### Assigned task
Using the data below, return all lines in which "팰린드롬을" appears.
+ + +
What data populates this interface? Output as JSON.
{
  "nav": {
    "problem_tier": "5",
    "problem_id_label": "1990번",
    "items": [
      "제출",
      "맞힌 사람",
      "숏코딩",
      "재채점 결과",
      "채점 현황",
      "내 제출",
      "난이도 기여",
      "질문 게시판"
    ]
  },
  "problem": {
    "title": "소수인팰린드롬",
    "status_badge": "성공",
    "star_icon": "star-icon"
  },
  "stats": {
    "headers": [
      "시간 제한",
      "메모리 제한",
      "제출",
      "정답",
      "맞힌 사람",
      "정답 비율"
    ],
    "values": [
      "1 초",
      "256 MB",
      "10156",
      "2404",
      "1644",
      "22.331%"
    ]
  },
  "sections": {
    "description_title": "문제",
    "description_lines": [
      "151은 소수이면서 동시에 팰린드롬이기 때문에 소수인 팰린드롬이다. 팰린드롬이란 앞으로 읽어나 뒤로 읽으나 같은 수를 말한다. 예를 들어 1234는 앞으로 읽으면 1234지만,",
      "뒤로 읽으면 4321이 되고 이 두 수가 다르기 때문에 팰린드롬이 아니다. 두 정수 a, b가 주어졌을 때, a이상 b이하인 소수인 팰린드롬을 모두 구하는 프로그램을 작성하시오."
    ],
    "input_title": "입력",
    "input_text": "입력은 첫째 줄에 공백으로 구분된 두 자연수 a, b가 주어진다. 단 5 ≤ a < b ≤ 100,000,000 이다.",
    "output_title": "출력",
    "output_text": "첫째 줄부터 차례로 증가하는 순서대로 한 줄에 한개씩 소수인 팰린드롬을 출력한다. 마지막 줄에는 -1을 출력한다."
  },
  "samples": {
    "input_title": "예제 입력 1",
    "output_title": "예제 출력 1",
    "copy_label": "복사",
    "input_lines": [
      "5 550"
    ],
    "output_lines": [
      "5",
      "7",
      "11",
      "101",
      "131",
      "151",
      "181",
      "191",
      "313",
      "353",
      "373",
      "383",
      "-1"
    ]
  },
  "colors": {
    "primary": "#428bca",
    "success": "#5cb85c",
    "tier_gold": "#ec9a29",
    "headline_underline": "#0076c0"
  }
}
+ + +
### Exercise result
      "뒤로 읽으면 4321이 되고 이 두 수가 다르기 때문에 팰린드롬이 아니다. 두 정수 a, b가 주어졌을 때, a이상 b이하인 소수인 팰린드롬을 모두 구하는 프로그램을 작성하시오."
    "output_text": "첫째 줄부터 차례로 증가하는 순서대로 한 줄에 한개씩 소수인 팰린드롬을 출력한다. 마지막 줄에는 -1을 출력한다."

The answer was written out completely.